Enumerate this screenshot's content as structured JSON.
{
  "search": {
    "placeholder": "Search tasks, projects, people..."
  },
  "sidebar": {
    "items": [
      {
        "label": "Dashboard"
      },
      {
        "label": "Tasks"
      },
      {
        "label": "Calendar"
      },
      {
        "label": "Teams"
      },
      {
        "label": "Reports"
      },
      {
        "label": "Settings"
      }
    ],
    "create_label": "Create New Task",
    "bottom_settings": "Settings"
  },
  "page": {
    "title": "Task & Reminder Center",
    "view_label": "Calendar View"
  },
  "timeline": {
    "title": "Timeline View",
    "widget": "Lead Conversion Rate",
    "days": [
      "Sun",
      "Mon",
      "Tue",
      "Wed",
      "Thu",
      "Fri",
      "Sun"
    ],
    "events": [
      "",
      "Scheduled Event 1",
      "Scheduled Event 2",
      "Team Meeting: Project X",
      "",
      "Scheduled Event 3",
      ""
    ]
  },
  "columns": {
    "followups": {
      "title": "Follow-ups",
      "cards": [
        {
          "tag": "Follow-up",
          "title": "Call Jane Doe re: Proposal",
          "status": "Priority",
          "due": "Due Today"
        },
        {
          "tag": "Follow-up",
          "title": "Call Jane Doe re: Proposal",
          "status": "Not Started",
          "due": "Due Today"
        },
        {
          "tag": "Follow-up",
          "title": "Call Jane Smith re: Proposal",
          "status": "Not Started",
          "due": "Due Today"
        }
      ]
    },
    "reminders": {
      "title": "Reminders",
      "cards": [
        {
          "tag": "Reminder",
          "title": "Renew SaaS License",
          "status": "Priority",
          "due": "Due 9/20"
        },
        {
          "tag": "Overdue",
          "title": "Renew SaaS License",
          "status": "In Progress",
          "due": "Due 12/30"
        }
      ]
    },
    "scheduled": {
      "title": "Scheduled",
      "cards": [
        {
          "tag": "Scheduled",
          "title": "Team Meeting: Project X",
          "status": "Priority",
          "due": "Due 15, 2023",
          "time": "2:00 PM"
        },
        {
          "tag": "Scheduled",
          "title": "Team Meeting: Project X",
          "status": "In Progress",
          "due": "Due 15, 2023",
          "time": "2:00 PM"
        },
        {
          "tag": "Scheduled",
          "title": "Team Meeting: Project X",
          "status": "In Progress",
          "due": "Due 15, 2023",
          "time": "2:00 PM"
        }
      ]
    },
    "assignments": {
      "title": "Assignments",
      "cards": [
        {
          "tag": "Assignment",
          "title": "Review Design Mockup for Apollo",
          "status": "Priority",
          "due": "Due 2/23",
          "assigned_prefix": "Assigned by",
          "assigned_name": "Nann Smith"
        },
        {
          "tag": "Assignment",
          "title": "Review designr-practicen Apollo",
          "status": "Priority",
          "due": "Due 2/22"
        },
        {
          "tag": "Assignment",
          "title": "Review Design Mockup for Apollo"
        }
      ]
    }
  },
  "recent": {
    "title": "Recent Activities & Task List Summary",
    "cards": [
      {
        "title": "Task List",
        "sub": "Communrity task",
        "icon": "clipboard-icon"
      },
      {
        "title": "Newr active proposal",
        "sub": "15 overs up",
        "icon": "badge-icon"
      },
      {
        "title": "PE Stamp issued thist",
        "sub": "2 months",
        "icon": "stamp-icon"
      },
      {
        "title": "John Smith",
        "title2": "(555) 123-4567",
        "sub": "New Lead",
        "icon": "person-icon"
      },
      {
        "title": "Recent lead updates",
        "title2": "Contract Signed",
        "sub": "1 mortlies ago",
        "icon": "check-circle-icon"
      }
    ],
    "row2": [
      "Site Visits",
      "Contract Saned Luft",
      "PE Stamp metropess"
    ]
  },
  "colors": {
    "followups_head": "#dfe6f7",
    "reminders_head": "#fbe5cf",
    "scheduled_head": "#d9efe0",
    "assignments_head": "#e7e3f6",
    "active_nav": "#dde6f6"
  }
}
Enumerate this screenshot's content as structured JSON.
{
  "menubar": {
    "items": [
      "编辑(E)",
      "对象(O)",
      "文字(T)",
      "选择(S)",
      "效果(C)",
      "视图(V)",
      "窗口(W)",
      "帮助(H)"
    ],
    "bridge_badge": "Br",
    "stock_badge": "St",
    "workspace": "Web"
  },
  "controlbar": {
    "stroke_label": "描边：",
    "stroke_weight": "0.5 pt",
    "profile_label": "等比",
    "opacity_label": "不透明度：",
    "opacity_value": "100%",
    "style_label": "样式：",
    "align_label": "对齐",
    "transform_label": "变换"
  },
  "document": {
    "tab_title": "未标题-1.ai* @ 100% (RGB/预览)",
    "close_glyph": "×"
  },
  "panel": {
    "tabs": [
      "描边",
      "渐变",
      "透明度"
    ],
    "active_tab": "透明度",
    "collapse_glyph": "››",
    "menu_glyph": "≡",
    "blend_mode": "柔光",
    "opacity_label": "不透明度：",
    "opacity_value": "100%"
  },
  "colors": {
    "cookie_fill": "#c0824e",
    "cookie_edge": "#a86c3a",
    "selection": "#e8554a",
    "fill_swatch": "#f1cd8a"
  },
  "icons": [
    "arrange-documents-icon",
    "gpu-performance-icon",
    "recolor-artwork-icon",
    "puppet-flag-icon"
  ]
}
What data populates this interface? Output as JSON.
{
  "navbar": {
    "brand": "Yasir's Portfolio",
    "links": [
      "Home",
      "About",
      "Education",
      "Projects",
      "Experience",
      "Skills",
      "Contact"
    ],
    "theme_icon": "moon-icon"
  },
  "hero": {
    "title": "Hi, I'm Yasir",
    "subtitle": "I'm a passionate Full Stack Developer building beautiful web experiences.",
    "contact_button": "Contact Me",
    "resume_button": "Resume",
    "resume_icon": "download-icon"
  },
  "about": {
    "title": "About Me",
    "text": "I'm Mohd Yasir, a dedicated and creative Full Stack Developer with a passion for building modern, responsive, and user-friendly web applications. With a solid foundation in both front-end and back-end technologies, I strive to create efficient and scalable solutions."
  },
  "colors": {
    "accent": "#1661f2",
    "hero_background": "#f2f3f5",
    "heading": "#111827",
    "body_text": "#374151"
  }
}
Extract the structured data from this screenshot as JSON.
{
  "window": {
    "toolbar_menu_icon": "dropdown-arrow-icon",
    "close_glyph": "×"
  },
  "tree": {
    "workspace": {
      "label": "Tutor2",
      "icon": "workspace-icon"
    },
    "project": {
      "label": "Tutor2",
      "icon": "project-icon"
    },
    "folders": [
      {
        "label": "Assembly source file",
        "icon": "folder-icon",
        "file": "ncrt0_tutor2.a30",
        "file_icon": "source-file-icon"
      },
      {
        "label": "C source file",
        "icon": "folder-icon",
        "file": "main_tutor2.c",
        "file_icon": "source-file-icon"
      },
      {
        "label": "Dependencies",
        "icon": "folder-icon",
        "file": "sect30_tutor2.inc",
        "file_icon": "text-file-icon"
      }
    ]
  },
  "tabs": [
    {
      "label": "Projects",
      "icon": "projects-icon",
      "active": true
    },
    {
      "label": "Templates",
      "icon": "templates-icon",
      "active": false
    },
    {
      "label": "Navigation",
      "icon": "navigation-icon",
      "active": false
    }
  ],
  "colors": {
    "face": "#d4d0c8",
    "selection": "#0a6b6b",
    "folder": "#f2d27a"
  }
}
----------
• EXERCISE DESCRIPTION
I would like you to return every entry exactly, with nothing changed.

• PROBLEM SOLUTION
Enumerate this screenshot's content as structured JSON.
{
  "search": {
    "placeholder": "Search tasks, projects, people..."
  },
  "sidebar": {
    "items": [
      {
        "label": "Dashboard"
      },
      {
        "label": "Tasks"
      },
      {
        "label": "Calendar"
      },
      {
        "label": "Teams"
      },
      {
        "label": "Reports"
      },
      {
        "label": "Settings"
      }
    ],
    "create_label": "Create New Task",
    "bottom_settings": "Settings"
  },
  "page": {
    "title": "Task & Reminder Center",
    "view_label": "Calendar View"
  },
  "timeline": {
    "title": "Timeline View",
    "widget": "Lead Conversion Rate",
    "days": [
      "Sun",
      "Mon",
      "Tue",
      "Wed",
      "Thu",
      "Fri",
      "Sun"
    ],
    "events": [
      "",
      "Scheduled Event 1",
      "Scheduled Event 2",
      "Team Meeting: Project X",
      "",
      "Scheduled Event 3",
      ""
    ]
  },
  "columns": {
    "followups": {
      "title": "Follow-ups",
      "cards": [
        {
          "tag": "Follow-up",
          "title": "Call Jane Doe re: Proposal",
          "status": "Priority",
          "due": "Due Today"
        },
        {
          "tag": "Follow-up",
          "title": "Call Jane Doe re: Proposal",
          "status": "Not Started",
          "due": "Due Today"
        },
        {
          "tag": "Follow-up",
          "title": "Call Jane Smith re: Proposal",
          "status": "Not Started",
          "due": "Due Today"
        }
      ]
    },
    "reminders": {
      "title": "Reminders",
      "cards": [
        {
          "tag": "Reminder",
          "title": "Renew SaaS License",
          "status": "Priority",
          "due": "Due 9/20"
        },
        {
          "tag": "Overdue",
          "title": "Renew SaaS License",
          "status": "In Progress",
          "due": "Due 12/30"
        }
      ]
    },
    "scheduled": {
      "title": "Scheduled",
      "cards": [
        {
          "tag": "Scheduled",
          "title": "Team Meeting: Project X",
          "status": "Priority",
          "due": "Due 15, 2023",
          "time": "2:00 PM"
        },
        {
          "tag": "Scheduled",
          "title": "Team Meeting: Project X",
          "status": "In Progress",
          "due": "Due 15, 2023",
          "time": "2:00 PM"
        },
        {
          "tag": "Scheduled",
          "title": "Team Meeting: Project X",
          "status": "In Progress",
          "due": "Due 15, 2023",
          "time": "2:00 PM"
        }
      ]
    },
    "assignments": {
      "title": "Assignments",
      "cards": [
        {
          "tag": "Assignment",
          "title": "Review Design Mockup for Apollo",
          "status": "Priority",
          "due": "Due 2/23",
          "assigned_prefix": "Assigned by",
          "assigned_name": "Nann Smith"
        },
        {
          "tag": "Assignment",
          "title": "Review designr-practicen Apollo",
          "status": "Priority",
          "due": "Due 2/22"
        },
        {
          "tag": "Assignment",
          "title": "Review Design Mockup for Apollo"
        }
      ]
    }
  },
  "recent": {
    "title": "Recent Activities & Task List Summary",
    "cards": [
      {
        "title": "Task List",
        "sub": "Communrity task",
        "icon": "clipboard-icon"
      },
      {
        "title": "Newr active proposal",
        "sub": "15 overs up",
        "icon": "badge-icon"
      },
      {
        "title": "PE Stamp issued thist",
        "sub": "2 months",
        "icon": "stamp-icon"
      },
      {
        "title": "John Smith",
        "title2": "(555) 123-4567",
        "sub": "New Lead",
        "icon": "person-icon"
      },
      {
        "title": "Recent lead updates",
        "title2": "Contract Signed",
        "sub": "1 mortlies ago",
        "icon": "check-circle-icon"
      }
    ],
    "row2": [
      "Site Visits",
      "Contract Saned Luft",
      "PE Stamp metropess"
    ]
  },
  "colors": {
    "followups_head": "#dfe6f7",
    "reminders_head": "#fbe5cf",
    "scheduled_head": "#d9efe0",
    "assignments_head": "#e7e3f6",
    "active_nav": "#dde6f6"
  }
}
Enumerate this screenshot's content as structured JSON.
{
  "menubar": {
    "items": [
      "编辑(E)",
      "对象(O)",
      "文字(T)",
      "选择(S)",
      "效果(C)",
      "视图(V)",
      "窗口(W)",
      "帮助(H)"
    ],
    "bridge_badge": "Br",
    "stock_badge": "St",
    "workspace": "Web"
  },
  "controlbar": {
    "stroke_label": "描边：",
    "stroke_weight": "0.5 pt",
    "profile_label": "等比",
    "opacity_label": "不透明度：",
    "opacity_value": "100%",
    "style_label": "样式：",
    "align_label": "对齐",
    "transform_label": "变换"
  },
  "document": {
    "tab_title": "未标题-1.ai* @ 100% (RGB/预览)",
    "close_glyph": "×"
  },
  "panel": {
    "tabs": [
      "描边",
      "渐变",
      "透明度"
    ],
    "active_tab": "透明度",
    "collapse_glyph": "››",
    "menu_glyph": "≡",
    "blend_mode": "柔光",
    "opacity_label": "不透明度：",
    "opacity_value": "100%"
  },
  "colors": {
    "cookie_fill": "#c0824e",
    "cookie_edge": "#a86c3a",
    "selection": "#e8554a",
    "fill_swatch": "#f1cd8a"
  },
  "icons": [
    "arrange-documents-icon",
    "gpu-performance-icon",
    "recolor-artwork-icon",
    "puppet-flag-icon"
  ]
}
What data populates this interface? Output as JSON.
{
  "navbar": {
    "brand": "Yasir's Portfolio",
    "links": [
      "Home",
      "About",
      "Education",
      "Projects",
      "Experience",
      "Skills",
      "Contact"
    ],
    "theme_icon": "moon-icon"
  },
  "hero": {
    "title": "Hi, I'm Yasir",
    "subtitle": "I'm a passionate Full Stack Developer building beautiful web experiences.",
    "contact_button": "Contact Me",
    "resume_button": "Resume",
    "resume_icon": "download-icon"
  },
  "about": {
    "title": "About Me",
    "text": "I'm Mohd Yasir, a dedicated and creative Full Stack Developer with a passion for building modern, responsive, and user-friendly web applications. With a solid foundation in both front-end and back-end technologies, I strive to create efficient and scalable solutions."
  },
  "colors": {
    "accent": "#1661f2",
    "hero_background": "#f2f3f5",
    "heading": "#111827",
    "body_text": "#374151"
  }
}
Extract the structured data from this screenshot as JSON.
{
  "window": {
    "toolbar_menu_icon": "dropdown-arrow-icon",
    "close_glyph": "×"
  },
  "tree": {
    "workspace": {
      "label": "Tutor2",
      "icon": "workspace-icon"
    },
    "project": {
      "label": "Tutor2",
      "icon": "project-icon"
    },
    "folders": [
      {
        "label": "Assembly source file",
        "icon": "folder-icon",
        "file": "ncrt0_tutor2.a30",
        "file_icon": "source-file-icon"
      },
      {
        "label": "C source file",
        "icon": "folder-icon",
        "file": "main_tutor2.c",
        "file_icon": "source-file-icon"
      },
      {
        "label": "Dependencies",
        "icon": "folder-icon",
        "file": "sect30_tutor2.inc",
        "file_icon": "text-file-icon"
      }
    ]
  },
  "tabs": [
    {
      "label": "Projects",
      "icon": "projects-icon",
      "active": true
    },
    {
      "label": "Templates",
      "icon": "templates-icon",
      "active": false
    },
    {
      "label": "Navigation",
      "icon": "navigation-icon",
      "active": false
    }
  ],
  "colors": {
    "face": "#d4d0c8",
    "selection": "#0a6b6b",
    "folder": "#f2d27a"
  }
}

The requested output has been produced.